Only a number is wanted here: how many lines in the records below contain the string "percent".

**** Data supplied ****

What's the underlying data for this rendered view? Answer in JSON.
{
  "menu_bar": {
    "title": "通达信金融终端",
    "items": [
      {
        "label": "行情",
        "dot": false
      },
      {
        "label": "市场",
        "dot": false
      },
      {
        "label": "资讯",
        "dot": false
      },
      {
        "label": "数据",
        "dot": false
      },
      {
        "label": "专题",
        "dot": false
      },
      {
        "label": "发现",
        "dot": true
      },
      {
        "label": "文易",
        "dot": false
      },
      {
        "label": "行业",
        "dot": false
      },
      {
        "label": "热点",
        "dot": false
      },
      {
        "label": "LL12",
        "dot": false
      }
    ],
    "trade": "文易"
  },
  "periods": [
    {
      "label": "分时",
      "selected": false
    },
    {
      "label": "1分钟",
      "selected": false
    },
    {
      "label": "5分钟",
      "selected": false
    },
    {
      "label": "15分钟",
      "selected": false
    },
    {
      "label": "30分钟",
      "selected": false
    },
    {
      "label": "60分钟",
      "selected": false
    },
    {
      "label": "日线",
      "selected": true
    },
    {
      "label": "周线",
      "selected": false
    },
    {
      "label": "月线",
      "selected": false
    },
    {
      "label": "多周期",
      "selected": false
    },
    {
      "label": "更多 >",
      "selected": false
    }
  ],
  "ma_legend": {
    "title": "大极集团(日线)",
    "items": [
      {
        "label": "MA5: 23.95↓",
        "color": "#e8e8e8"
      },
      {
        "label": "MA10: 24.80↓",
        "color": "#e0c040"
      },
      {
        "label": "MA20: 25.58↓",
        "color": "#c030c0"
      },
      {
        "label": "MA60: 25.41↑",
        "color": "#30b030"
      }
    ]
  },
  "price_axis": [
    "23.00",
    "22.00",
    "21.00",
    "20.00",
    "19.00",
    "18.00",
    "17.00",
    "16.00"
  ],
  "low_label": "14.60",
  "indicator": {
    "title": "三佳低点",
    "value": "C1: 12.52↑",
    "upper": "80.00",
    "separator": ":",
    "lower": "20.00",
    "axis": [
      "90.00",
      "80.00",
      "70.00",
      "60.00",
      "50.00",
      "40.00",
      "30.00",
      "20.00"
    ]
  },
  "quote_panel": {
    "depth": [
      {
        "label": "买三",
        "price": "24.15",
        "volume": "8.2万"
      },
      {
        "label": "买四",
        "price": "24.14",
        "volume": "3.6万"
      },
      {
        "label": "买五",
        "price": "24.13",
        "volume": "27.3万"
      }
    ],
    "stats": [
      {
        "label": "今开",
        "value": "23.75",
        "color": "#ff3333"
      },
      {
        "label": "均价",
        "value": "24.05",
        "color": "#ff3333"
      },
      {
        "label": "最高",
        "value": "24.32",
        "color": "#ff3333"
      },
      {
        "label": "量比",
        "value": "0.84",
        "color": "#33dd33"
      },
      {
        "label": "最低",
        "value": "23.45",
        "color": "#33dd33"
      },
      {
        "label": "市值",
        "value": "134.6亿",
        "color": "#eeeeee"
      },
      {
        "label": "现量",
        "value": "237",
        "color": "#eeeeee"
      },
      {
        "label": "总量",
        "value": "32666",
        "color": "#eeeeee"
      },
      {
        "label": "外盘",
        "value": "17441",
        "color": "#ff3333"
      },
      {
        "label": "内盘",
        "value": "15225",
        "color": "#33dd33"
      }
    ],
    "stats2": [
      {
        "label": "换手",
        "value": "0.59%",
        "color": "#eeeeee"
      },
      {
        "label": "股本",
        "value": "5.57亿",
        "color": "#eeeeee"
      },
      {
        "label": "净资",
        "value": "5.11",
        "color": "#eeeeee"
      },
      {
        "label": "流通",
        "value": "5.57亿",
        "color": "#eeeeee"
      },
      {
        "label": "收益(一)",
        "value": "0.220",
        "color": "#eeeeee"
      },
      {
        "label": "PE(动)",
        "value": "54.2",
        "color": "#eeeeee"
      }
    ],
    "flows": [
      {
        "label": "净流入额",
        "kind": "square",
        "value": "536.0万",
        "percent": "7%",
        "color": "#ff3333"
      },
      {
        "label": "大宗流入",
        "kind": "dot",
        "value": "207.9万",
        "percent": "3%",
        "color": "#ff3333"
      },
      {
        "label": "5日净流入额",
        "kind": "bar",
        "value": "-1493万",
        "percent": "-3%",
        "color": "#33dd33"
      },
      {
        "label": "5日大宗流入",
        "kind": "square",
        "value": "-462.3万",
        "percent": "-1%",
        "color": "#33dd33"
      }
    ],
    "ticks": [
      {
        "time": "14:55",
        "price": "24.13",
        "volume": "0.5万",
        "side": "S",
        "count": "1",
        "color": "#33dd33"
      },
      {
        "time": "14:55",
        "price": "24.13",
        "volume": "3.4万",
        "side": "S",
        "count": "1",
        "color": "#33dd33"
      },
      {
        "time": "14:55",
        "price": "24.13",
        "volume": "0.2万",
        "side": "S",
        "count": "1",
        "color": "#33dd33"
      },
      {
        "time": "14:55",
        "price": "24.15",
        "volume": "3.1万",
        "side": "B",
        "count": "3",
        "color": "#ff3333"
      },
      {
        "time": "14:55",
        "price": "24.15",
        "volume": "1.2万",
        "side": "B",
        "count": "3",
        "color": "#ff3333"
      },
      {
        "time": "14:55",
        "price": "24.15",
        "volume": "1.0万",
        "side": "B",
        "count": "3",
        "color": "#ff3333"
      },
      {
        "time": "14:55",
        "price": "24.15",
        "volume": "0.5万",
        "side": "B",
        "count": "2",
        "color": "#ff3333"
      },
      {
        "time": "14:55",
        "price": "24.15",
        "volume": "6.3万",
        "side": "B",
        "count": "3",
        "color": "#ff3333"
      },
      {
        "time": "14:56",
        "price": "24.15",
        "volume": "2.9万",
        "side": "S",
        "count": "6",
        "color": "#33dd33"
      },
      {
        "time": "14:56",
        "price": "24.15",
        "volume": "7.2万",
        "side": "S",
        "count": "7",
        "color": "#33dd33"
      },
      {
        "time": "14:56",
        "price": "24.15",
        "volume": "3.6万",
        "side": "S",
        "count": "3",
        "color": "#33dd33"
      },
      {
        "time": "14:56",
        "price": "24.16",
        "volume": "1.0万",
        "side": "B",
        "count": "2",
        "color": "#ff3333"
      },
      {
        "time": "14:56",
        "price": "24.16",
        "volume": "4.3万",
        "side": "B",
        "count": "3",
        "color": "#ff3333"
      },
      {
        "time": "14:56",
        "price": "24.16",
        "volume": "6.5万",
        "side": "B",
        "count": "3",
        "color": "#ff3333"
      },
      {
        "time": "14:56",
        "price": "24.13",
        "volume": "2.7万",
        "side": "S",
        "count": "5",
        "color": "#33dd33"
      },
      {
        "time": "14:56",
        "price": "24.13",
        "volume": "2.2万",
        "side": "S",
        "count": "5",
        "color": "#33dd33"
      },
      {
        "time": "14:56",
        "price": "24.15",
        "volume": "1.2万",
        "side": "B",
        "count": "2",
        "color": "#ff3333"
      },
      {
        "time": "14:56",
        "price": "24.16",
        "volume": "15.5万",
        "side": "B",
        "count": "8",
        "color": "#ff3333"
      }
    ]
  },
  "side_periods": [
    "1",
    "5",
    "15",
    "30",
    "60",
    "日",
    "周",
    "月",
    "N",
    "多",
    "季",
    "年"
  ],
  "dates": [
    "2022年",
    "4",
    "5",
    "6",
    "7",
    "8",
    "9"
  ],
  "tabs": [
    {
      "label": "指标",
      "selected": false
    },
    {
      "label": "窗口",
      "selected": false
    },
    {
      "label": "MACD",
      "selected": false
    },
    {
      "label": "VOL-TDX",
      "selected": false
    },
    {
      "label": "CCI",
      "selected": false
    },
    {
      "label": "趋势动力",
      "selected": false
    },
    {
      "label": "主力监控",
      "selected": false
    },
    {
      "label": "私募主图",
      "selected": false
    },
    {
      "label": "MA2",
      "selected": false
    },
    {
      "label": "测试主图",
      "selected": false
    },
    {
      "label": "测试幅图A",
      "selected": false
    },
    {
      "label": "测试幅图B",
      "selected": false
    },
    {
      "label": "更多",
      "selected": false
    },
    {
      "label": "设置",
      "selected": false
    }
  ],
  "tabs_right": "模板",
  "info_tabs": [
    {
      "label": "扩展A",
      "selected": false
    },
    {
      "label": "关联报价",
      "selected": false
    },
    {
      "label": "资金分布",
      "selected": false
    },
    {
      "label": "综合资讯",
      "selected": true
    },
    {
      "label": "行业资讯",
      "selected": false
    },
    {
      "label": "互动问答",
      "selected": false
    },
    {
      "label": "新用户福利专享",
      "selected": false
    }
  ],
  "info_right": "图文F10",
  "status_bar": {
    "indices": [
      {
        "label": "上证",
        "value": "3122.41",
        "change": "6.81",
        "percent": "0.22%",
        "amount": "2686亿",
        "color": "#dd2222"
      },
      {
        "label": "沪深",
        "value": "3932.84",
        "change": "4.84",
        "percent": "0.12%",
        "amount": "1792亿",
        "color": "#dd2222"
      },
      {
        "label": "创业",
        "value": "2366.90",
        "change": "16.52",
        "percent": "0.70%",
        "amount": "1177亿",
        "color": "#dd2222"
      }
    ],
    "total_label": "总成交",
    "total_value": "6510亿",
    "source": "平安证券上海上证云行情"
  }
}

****

Solution to the problem ->
7